Eventually many people at that point just stop trying to keep the valve open and have to shift. Shifting is one way of closing those holes. The problem is after the shift things are never really the same until the person finds something that re-ignites their passion.
I hope that this makes some sense to you. To simplify it I can have you think of it this way:
- Internal Motivation = Big Hose (but you do have to keep a hand on the valve)
- External Motivation = Smaller hoses controlled by other people. It takes a lot of these hoses to top of the tank.
- Leaks = Stress, anxiety, loss of confidence, fear and many others. You can keep the leaks small or patched by using mental skills like relaxation, imagery and other cognitive behavioral techniques.

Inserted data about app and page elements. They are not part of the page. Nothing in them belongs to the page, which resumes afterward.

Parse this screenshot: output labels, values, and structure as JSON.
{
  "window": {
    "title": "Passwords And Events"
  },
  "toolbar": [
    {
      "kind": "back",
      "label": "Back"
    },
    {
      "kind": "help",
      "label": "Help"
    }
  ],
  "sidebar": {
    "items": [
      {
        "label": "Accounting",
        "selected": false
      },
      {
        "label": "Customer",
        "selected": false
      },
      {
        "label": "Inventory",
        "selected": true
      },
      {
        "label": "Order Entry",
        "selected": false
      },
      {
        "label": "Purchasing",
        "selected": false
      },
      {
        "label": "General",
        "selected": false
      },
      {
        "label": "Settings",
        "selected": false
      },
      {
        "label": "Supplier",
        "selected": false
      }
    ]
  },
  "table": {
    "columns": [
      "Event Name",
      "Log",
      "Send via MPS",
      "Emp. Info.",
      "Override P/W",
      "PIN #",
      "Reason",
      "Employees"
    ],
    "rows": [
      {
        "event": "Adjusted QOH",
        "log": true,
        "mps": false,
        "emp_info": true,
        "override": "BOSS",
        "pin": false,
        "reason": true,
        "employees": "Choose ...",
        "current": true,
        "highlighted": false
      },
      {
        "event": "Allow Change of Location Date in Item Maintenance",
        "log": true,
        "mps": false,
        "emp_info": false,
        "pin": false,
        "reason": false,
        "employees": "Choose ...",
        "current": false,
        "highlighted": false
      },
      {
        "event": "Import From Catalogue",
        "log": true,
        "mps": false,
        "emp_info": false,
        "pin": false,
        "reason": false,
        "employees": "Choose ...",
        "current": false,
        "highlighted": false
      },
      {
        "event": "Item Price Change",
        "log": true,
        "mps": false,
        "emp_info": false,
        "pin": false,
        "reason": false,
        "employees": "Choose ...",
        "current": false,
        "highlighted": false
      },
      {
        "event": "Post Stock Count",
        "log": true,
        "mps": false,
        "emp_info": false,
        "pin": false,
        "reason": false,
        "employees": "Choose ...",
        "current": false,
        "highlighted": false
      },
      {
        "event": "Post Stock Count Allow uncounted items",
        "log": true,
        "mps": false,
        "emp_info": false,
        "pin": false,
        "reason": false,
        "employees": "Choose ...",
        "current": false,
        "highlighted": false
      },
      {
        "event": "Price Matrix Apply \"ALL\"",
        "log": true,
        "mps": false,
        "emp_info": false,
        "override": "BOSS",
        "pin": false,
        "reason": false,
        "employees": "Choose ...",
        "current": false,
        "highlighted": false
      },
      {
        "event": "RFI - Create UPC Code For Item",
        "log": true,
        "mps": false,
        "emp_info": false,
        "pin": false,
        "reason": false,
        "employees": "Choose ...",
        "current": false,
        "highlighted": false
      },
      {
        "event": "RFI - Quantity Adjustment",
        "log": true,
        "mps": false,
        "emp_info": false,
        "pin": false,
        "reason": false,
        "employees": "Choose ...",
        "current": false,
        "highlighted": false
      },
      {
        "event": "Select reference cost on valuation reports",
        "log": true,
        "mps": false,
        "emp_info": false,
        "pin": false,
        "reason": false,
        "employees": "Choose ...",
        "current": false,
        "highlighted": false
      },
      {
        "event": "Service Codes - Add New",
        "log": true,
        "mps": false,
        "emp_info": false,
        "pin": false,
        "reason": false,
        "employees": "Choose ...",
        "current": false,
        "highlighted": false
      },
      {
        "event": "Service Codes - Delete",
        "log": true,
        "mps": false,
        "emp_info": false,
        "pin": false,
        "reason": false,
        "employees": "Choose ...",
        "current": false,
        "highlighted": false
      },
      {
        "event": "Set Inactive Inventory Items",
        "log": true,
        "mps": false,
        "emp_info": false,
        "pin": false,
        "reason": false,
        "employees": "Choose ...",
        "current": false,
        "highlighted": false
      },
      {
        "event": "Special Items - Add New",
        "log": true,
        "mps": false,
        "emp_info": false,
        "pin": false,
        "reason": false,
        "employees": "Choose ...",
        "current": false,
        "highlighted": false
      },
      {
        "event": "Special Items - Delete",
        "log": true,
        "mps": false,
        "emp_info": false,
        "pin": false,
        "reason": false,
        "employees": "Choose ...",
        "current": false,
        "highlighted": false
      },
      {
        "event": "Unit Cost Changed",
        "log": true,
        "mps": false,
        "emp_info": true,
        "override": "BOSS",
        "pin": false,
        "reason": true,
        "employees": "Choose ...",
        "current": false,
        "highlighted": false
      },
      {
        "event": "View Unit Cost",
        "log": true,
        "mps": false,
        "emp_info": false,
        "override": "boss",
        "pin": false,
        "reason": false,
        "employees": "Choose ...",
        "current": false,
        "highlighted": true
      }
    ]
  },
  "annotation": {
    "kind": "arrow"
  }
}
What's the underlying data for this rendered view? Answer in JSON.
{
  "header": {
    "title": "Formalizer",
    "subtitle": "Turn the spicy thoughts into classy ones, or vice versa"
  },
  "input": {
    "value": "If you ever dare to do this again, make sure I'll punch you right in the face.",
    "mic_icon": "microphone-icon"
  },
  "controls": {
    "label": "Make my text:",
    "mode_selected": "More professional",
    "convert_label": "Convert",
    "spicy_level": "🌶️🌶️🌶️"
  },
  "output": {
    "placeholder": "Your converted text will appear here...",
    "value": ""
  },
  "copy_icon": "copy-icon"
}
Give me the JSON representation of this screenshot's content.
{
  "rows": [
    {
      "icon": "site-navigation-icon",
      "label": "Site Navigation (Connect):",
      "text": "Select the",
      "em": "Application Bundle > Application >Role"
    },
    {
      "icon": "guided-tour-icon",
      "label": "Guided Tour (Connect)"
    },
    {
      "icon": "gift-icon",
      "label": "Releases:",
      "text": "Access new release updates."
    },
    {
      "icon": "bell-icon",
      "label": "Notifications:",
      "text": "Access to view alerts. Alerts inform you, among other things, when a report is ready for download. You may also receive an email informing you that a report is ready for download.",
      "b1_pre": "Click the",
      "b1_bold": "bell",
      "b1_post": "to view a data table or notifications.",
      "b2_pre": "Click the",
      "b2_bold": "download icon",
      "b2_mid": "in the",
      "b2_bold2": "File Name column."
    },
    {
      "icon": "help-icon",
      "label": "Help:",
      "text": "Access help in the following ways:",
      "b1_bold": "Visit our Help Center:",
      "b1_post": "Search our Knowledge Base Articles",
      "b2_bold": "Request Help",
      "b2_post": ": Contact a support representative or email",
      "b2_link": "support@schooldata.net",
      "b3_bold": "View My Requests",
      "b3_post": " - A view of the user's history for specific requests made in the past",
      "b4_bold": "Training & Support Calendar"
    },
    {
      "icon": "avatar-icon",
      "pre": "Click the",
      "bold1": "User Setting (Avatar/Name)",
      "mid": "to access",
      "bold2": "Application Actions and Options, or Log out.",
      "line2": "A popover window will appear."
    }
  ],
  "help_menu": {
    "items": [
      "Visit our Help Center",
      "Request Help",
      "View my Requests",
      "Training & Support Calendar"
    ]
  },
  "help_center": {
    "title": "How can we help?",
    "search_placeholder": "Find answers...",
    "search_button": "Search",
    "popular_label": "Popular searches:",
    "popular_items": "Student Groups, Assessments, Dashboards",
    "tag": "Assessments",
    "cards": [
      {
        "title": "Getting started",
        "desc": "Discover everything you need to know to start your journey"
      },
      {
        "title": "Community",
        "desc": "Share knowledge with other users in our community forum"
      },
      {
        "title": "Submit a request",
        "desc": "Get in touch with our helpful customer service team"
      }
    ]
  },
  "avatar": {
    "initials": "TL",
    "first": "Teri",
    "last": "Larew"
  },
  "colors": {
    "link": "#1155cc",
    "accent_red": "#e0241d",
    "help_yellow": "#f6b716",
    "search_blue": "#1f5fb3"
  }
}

I think a huge secret in all of this is understanding your Big Why. If you understand your own triangle you will have a far easier time keeping your hand on the valve or perhaps even think of it as pedal to the metal which ever works best for you. Finding and knowing your why will always help you keep the water near the top. It will allow you to rely far less on all those small hoses. It gives you ultimate control because the big hose you control so when you need to back off, even when your coach is overly enthusiastic, it is in your hands. Same goes for when you develop leaks. Adding a little extra water in will allow you to use your mental game skill sets to seal up the holes, ultimately with a patch that neither requires attention or the little Dutch boy’s finger.